Where are the transgender voters in Delhi? (Election Special)
The transgenders are facing an identity crisis ahead of the Lok Sabha elections in Delhi.
Ironically, much of it has to do with the Election Commission's attempt to give them a sense of identity. But members of the community IANS spoke to said the poll panel's decision to have them registered as the third gender "hasn't been thought of well" -- and there are limitations in executing it too.
Many felt that the decision will not benefit their scattered population in the national capital for reasons more than one.
It is then hardly surprising that with an estimated population of 90,000 in Delhi, only 636 have voter cards identifying them as transgenders.
Among these, 154 voter cards were made in the North West Lok Sabha constituency, 115 in East, 92 each in North East and South, 88 in West, 51 in Chandni Chowk and 44 in New Delhi constituency, officials said.
Rudrani Chettri, 36, a transgender and an activist, says the basic problem in enrolling under the third gender category is that "they (the government) don't see the reality".
She complained to IANS that a government official's understanding of a transgender was typically limited to how a person chooses to dress. But in many cases, she argued, it might not be so straightforward.
"Many transgenders lead a dual life. Would a son tell his father that he wants to get registered as a transgender?"

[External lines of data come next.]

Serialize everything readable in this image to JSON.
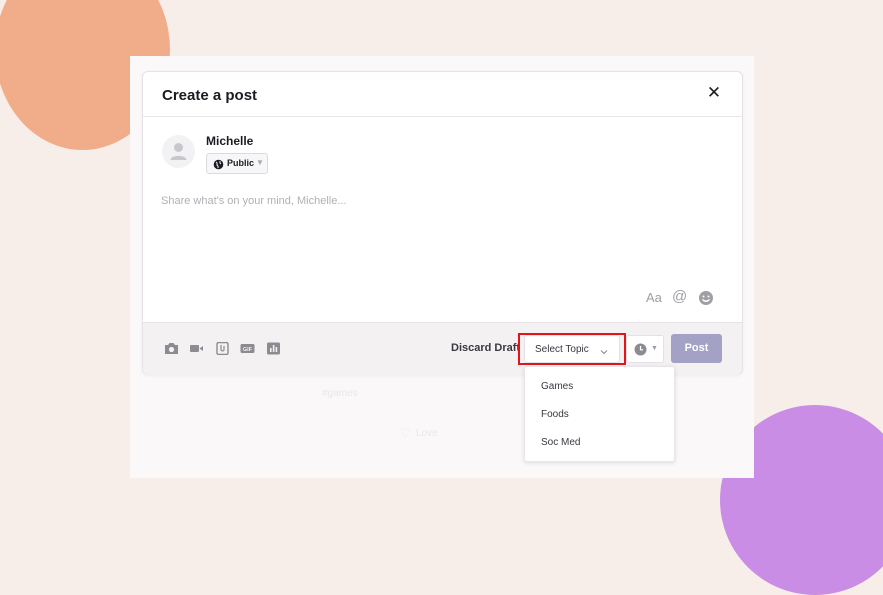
{
  "modal": {
    "title": "Create a post",
    "close_icon": "close-icon"
  },
  "author": {
    "name": "Michelle",
    "privacy": {
      "label": "Public",
      "icon": "globe-icon"
    }
  },
  "composer": {
    "value": "",
    "placeholder": "Share what's on your mind, Michelle...",
    "text_format_label": "Aa",
    "mention_label": "@",
    "emoji_icon": "emoji-icon"
  },
  "toolbar": {
    "tools": [
      "camera-icon",
      "video-icon",
      "attachment-icon",
      "gif-icon",
      "poll-icon"
    ],
    "discard_label": "Discard Draft",
    "topic_select": {
      "selected": "Select Topic",
      "options": [
        "Games",
        "Foods",
        "Soc Med"
      ]
    },
    "schedule_icon": "clock-icon",
    "post_label": "Post"
  },
  "background_post": {
    "tag": "#games",
    "love_label": "Love"
  },
  "colors": {
    "page_background": "#f8eee9",
    "accent_orange": "#f1ad89",
    "accent_purple": "#c98de6",
    "post_button": "#a3a1c6",
    "highlight": "#e5141c"
  }
}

She says many want to register without having to go public about it.
"There is an obvious stigma attached to it," says Chettri, which is her preferred name. Her voter identification card enlists her under the male gender category.
Shaila Jaan is also a transgender who couldn't have her voter identification card made as all her supporting documents were under a male name.
"We don't exist as far as the law is concerned," she says, citing there was no formal study on their numbers or about the health and social security issues they face.
She says she was at a loss when asked to submit documents from doctors and municipal authorities "proving" her as a transgender, at times relying on a physical examination.
Geetanjali Babar, who runs an NGO for transgenders, says having a voter identity card is problematic as many members of the community do not have proof of residence.
"They (Election Commission) really wanted to help this time. All they wanted was for someone to come forward and give assurance on behalf of the transgenders," she says.
Still, others like Kiran, a transgender who came to Delhi from the Adaman and Nicobar islands eight years ago, could not get their voter cards.
She and a group of transgenders approached the Election Commision. They were asked to report at a centre located in a slum area. On reaching the spot, they realized they were supposed to get their photographs as well.
"...people started teasing us and it was not possible to return to the centre," she says.
They approached the poll panel again but are yet to hear from them. "They should think about our problems also," Kiran says.
(Priyanka can be contacted at email@example.com)
(Posted on 25-03-2014)